Bridge stability is an important component of everyday safety routines among drivers and commuters, but survival in hopes of getting to and from work or school without falling through a bridge is now an apparent concern in Mississippi.
Currently, the daily agenda for most citizens in Mississippi is presumably unsafe, and taxpayer dollars have not been utilized properly to fulfill safe infrastructure practices until now.
Gov. Phil Bryant has now issued the long overdue emergency closure of over 100 bridges throughout Mississippi, and they’re all in dangerous shape.
Driving to and from the Mississippi Delta while growing up allowed me to see the dangers of poor maintenance quality in Mississippi. Crossing the Tallahatchie bridge was an experience in itself as the local town of Money, where the bridge was constructed, was already in considerable disrepair.
Since then, I developed a hindsight to government spending quality and have been extremely displeased with the state’s varying transportation initiatives. The year is now 2018, and the recent announcement of over 100 bridge closures is far from ridiculous, to put it politely.
The recent closure of state bridges is inexcusable, as we now live in a modern era of technological advancement and rapid innovation. In my personal experience, I’ve seen well-built roads that were just as old crossing into Alabama from Fulton, Mississippi. Now as far from being old, the Alabama bridges and roads were still properly maintained and well-supported even from a similarly poorly-funded state.
In those regards, it seems our politicians need educational reform from federal governmental entities instead of aiding the top one percent of Mississippi residents. Lives are now at stake from the poor governmental spending practices arising from our public officials in Jackson who are seemingly ill-concerned with the important transportation needs and public assistance of their voters.
In a different light, bridges are indeed expensive. The mass mobilization of state construction workers along with the cooperation of the federal government raises state monetary concerns.
Closing over 100 bridges could have been handled in a more timely manner if the transportation sector had a well-grounded communication network and general knowledge of maintenance.
Instead, some public workers and state officials have made semi-productive moves as reflected in the 2018 Senate infrastructure proposal. If the state doesn’t correct its desynchronized state spending to the rest of the nation, we may soon be in a world of economic loss.
Mississippi either needs to learn from other states’ transportation sectors or reform its own system entirely. Not to mention, the lack of a quality transportation sector in Mississippi is indeed reflective of its own sub-par education system. Maybe throwing money into the educational sector of the economy instead of providing incentives for local elites can also improve our safety.

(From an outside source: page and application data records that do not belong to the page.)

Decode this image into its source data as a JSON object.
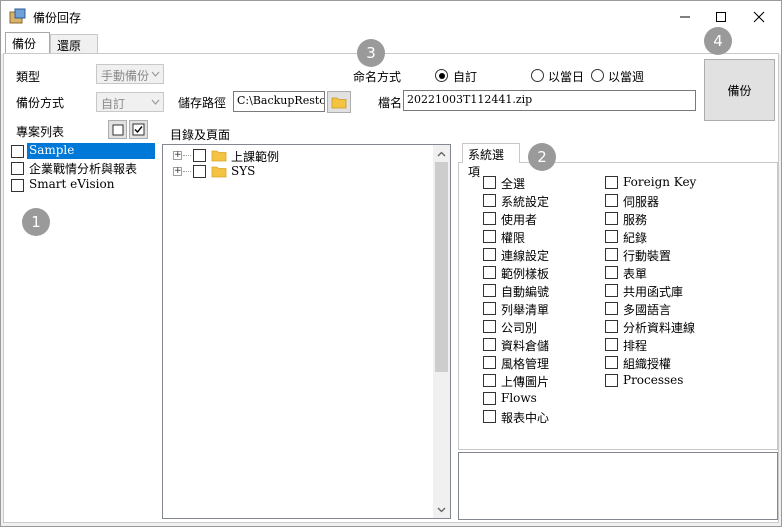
{
  "window": {
    "title": "備份回存"
  },
  "tabs": [
    {
      "label": "備份"
    },
    {
      "label": "還原"
    }
  ],
  "form": {
    "type_label": "類型",
    "type_value": "手動備份",
    "mode_label": "備份方式",
    "mode_value": "自訂",
    "path_label": "儲存路徑",
    "path_value": "C:\\BackupRestor",
    "naming_label": "命名方式",
    "naming_opt_custom": "自訂",
    "naming_opt_day": "以當日",
    "naming_opt_week": "以當週",
    "filename_label": "檔名",
    "filename_value": "20221003T112441.zip",
    "backup_button": "備份"
  },
  "projects": {
    "label": "專案列表",
    "items": [
      "Sample",
      "企業戰情分析與報表",
      "Smart eVision"
    ]
  },
  "tree": {
    "label": "目錄及頁面",
    "nodes": [
      "上課範例",
      "SYS"
    ]
  },
  "options": {
    "tab_label": "系統選項",
    "col1": [
      "全選",
      "系統設定",
      "使用者",
      "權限",
      "連線設定",
      "範例樣板",
      "自動編號",
      "列舉清單",
      "公司別",
      "資料倉儲",
      "風格管理",
      "上傳圖片",
      "Flows",
      "報表中心"
    ],
    "col2": [
      "Foreign Key",
      "伺服器",
      "服務",
      "紀錄",
      "行動裝置",
      "表單",
      "共用函式庫",
      "多國語言",
      "分析資料連線",
      "排程",
      "組織授權",
      "Processes"
    ]
  },
  "badges": [
    "1",
    "2",
    "3",
    "4"
  ],
  "colors": {
    "selection": "#0078d7",
    "badge": "#9a9a9a",
    "folder": "#f5c342"
  }
}
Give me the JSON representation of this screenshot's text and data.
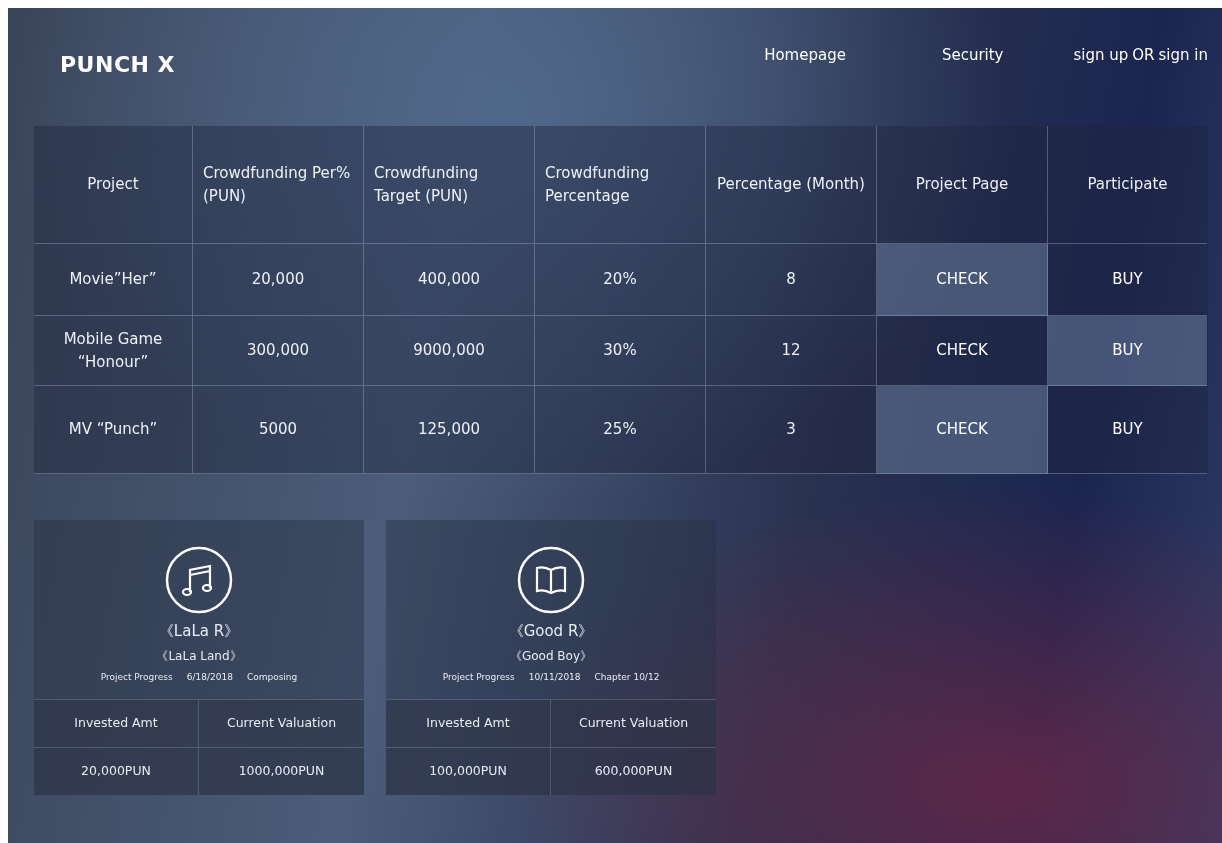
{
  "brand": "PUNCH X",
  "nav": [
    "Homepage",
    "Security"
  ],
  "auth": {
    "sign_up": "sign up",
    "separator": "OR",
    "sign_in": "sign in"
  },
  "table": {
    "columns": [
      "Project",
      "Crowdfunding Per%(PUN)",
      "Crowdfunding Target (PUN)",
      "Crowdfunding Percentage",
      "Percentage (Month)",
      "Project Page",
      "Participate"
    ],
    "rows": [
      {
        "project": "Movie”Her”",
        "per": "20,000",
        "target": "400,000",
        "percentage": "20%",
        "month": "8",
        "check": {
          "label": "CHECK",
          "highlighted": true
        },
        "buy": {
          "label": "BUY",
          "highlighted": false
        }
      },
      {
        "project": "Mobile Game “Honour”",
        "per": "300,000",
        "target": "9000,000",
        "percentage": "30%",
        "month": "12",
        "check": {
          "label": "CHECK",
          "highlighted": false
        },
        "buy": {
          "label": "BUY",
          "highlighted": true
        }
      },
      {
        "project": "MV “Punch”",
        "per": "5000",
        "target": "125,000",
        "percentage": "25%",
        "month": "3",
        "check": {
          "label": "CHECK",
          "highlighted": true
        },
        "buy": {
          "label": "BUY",
          "highlighted": false
        }
      }
    ]
  },
  "cards": [
    {
      "kind": "music",
      "title": "《LaLa R》",
      "subtitle": "《LaLa Land》",
      "progress_label": "Project Progress",
      "date": "6/18/2018",
      "stage": "Composing",
      "invested_label": "Invested Amt",
      "valuation_label": "Current Valuation",
      "invested": "20,000PUN",
      "valuation": "1000,000PUN"
    },
    {
      "kind": "book",
      "title": "《Good R》",
      "subtitle": "《Good Boy》",
      "progress_label": "Project Progress",
      "date": "10/11/2018",
      "stage": "Chapter 10/12",
      "invested_label": "Invested Amt",
      "valuation_label": "Current Valuation",
      "invested": "100,000PUN",
      "valuation": "600,000PUN"
    }
  ]
}
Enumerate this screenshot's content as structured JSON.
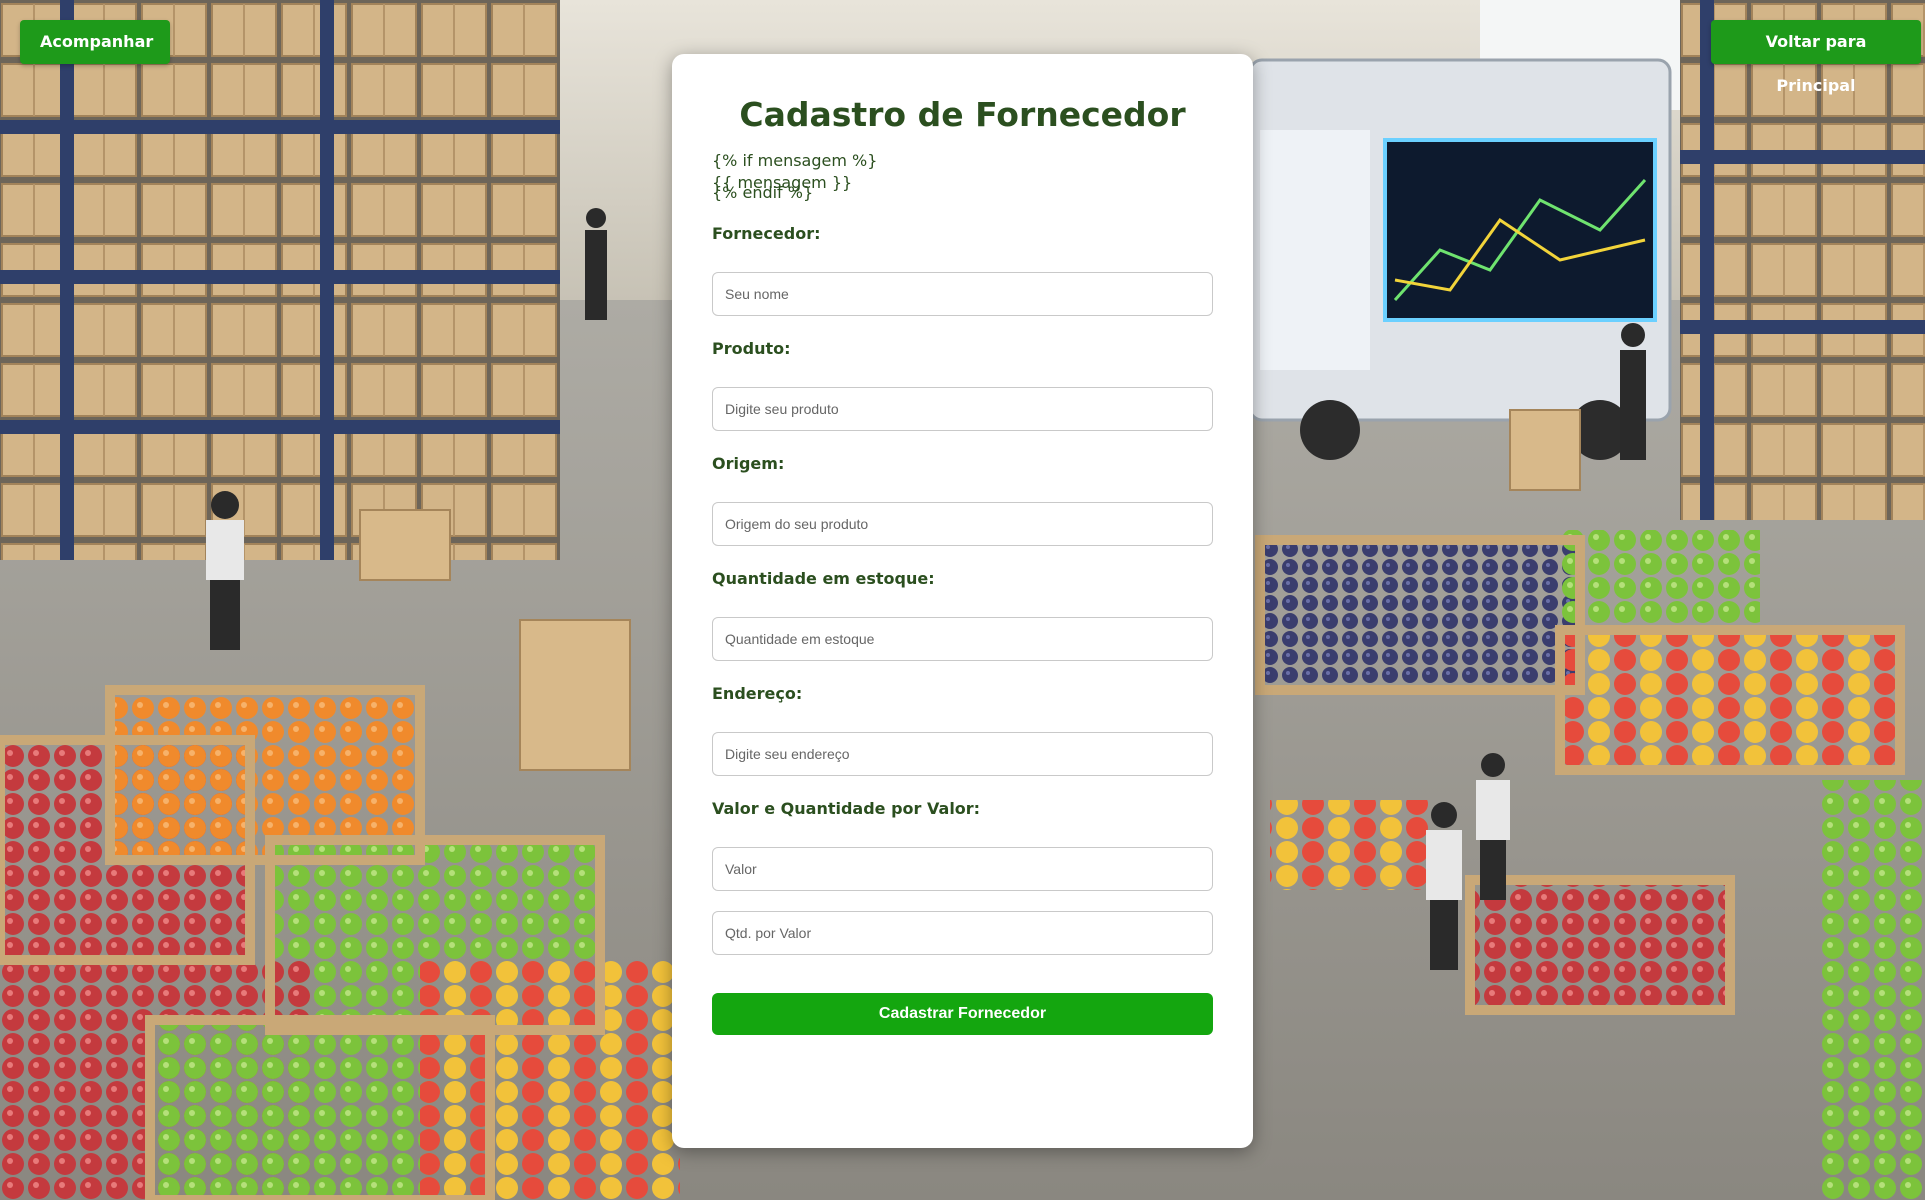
{
  "nav": {
    "left_button": "Acompanhar",
    "right_button": "Voltar para Principal"
  },
  "form": {
    "title": "Cadastro de Fornecedor",
    "template_lines": [
      "{% if mensagem %}",
      "{{ mensagem }}",
      "{% endif %}"
    ],
    "fields": [
      {
        "label": "Fornecedor:",
        "placeholder": "Seu nome"
      },
      {
        "label": "Produto:",
        "placeholder": "Digite seu produto"
      },
      {
        "label": "Origem:",
        "placeholder": "Origem do seu produto"
      },
      {
        "label": "Quantidade em estoque:",
        "placeholder": "Quantidade em estoque"
      },
      {
        "label": "Endereço:",
        "placeholder": "Digite seu endereço"
      },
      {
        "label": "Valor e Quantidade por Valor:",
        "placeholder": "Valor"
      }
    ],
    "extra_input_placeholder": "Qtd. por Valor",
    "submit_label": "Cadastrar Fornecedor"
  },
  "colors": {
    "accent_green": "#1e9a1a",
    "title_green": "#2b4f1f",
    "submit_green": "#14a60f"
  }
}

After all, I actually want to get to school and not fall through a bridge funded by the one percent taxpayer’s dime.
Woody Dobson is a senior political science major from Tupelo.